The names for the planets in the Western world are derived from the naming practices of the Romans, which ultimately derive from those of the Greeks and the Babylonians. In ancient Greece, the two great luminaries the Sun and the Moon were called Helios and Selene; the farthest planet was called Phainon, the shiner; followed by Phaethon, “bright”; the red planet was known as Pyroeis, the “fiery”; the brightest was known as Phosphoros, the light bringer; and the fleeting final planet was called Stilbon, the gleamer. The Greeks also made each planet sacred to one of their pantheon of gods, the Olympians: Helios and Selene were the names of both planets and gods; Phainon was sacred to Cronus, the Titan who fathered the Olympians; Phaethon was sacred to Zeus, Cronus’s son who deposed him as king; Pyroeis was given to Ares, son of Zeus and god of war; Phosphorus was ruled by Aphrodite, the goddess of love; and Hermes, messenger of the gods and god of learning and wit, ruled over Stilbon.
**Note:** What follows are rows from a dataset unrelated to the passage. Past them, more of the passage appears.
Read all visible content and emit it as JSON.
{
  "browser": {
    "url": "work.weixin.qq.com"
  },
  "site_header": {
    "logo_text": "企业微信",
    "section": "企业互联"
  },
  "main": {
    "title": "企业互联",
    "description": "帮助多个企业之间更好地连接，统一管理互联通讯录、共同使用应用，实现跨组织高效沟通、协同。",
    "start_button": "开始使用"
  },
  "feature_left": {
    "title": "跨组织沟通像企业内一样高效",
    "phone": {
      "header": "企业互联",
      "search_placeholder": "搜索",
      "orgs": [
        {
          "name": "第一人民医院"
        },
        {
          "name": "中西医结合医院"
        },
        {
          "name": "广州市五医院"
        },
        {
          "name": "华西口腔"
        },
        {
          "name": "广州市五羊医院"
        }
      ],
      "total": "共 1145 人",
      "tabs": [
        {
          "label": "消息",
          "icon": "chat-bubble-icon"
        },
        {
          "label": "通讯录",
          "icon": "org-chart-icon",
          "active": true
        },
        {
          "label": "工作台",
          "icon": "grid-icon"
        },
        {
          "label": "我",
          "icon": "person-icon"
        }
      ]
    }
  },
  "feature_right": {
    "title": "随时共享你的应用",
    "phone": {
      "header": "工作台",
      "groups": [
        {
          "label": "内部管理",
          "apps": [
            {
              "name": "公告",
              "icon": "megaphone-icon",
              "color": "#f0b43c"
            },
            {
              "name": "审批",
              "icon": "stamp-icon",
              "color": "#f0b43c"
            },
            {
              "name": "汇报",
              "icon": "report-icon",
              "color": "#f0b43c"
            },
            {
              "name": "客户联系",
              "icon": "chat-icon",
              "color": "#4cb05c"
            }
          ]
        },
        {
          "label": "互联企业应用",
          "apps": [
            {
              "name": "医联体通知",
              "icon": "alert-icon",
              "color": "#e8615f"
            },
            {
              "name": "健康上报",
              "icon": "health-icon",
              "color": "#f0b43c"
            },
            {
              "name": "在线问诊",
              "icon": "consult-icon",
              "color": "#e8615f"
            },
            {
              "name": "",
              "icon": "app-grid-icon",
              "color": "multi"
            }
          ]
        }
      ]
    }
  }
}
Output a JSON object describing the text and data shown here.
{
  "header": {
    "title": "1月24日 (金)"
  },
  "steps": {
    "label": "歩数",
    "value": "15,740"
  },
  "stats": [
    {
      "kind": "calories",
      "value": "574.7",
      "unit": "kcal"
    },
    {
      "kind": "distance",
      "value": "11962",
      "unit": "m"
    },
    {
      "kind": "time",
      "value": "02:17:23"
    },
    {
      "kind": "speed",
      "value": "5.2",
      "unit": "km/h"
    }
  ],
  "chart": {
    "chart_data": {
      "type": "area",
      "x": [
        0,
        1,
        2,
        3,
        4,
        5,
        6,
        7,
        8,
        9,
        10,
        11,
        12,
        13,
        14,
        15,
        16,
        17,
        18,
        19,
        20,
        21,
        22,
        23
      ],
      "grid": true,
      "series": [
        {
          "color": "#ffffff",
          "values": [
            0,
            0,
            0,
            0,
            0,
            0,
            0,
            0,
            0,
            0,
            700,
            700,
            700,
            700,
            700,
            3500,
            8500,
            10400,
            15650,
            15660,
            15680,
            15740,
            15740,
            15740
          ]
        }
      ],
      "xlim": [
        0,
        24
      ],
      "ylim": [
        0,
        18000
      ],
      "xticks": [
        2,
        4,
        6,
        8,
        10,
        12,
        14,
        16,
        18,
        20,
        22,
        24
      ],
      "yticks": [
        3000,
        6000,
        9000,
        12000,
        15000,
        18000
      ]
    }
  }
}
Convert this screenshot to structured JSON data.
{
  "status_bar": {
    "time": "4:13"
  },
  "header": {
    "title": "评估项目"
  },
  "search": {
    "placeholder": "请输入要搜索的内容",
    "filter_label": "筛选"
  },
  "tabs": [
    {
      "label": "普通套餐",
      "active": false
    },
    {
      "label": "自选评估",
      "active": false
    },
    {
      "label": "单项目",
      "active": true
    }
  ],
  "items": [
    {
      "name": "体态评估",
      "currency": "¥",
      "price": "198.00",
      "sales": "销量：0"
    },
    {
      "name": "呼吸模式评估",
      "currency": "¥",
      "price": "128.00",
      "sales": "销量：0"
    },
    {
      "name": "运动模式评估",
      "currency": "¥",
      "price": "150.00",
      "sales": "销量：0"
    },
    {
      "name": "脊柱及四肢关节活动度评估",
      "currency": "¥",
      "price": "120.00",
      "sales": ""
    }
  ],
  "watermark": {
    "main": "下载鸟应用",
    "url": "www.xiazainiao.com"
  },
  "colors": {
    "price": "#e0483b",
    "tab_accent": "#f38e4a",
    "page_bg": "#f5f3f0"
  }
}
The Greek practice of grafting of their gods’ names onto the planets was almost certainly borrowed from the Babylonians. The Babylonians named Phosphorus after their goddess of love, Ishtar; Pyroeis after their god of war, Nergal, Stilbon after their god of wisdom Nabu, and Phaethon after their chief god, Marduk. There are too many concordances between Greek and Babylonian naming conventions for them to have arisen separately. The translation was not perfect. For instance, the Babylonian Nergal was a god of war, and thus the Greeks identified him with Ares. However, unlike Ares, Nergal was also god of pestilence and the underworld.
Today, most people in the western world know the planets by names derived from the Olympian pantheon of gods. While modern Greeks still use their ancient names for the planets, other European languages, because of the influence of the Roman Empire and, later, the Catholic Church, use the Roman (or Latin) names rather than the Greek ones. The Romans, who, like the Greeks, were Indo-Europeans, shared with them a common pantheon under different names but lacked the rich narrative traditions that Greek poetic culture had given their gods. During the later period of the Roman Republic, Roman writers borrowed much of the Greek narratives and applied them to their own pantheon, to the point where they became virtually indistinguishable. When the Romans studied Greek astronomy, they gave the planets their own gods’ names: Mercurius (for Hermes), Venus (Aphrodite), Mars (Ares), Iuppiter (Zeus) and Saturnus (Cronus). When subsequent planets were discovered in the 18th and 19th centuries, the naming practice was retained with Neptūnus (Poseidon). Uranus is unique in that it is named by a Greek deity rather than his Roman counterpart.
Some Romans, following a belief possibly originating in Mesopotamia but developed in Hellenistic Egypt, believed that the seven gods after whom the planets were named took hourly shifts in looking after affairs on Earth. The order of shifts went Saturn, Jupiter, Mars, Sun, Venus, Mercury, Moon (from the farthest to the closest planet). Therefore, the first day was started by Saturn (1st hour), second day by Sun (25th hour), followed by Moon (49th hour), Mars, Mercury, Jupiter and Venus. Since each day was named by the god that started it, this is also the order of the days of the week in the Roman calendar after the Nundinal cycle was rejected – and still preserved many modern languages. Sunday, Monday, and Saturday are straightforward translations of these Roman names. In English the other days were renamed after Tiw, (Tuesday) Wóden (Wednesday), Thunor (Thursday), and Fríge (Friday), the Anglo-Saxon gods considered similar or equivalent to Mars, Mercury, Jupiter, and Venus respectively.
(Source : Wikipedia)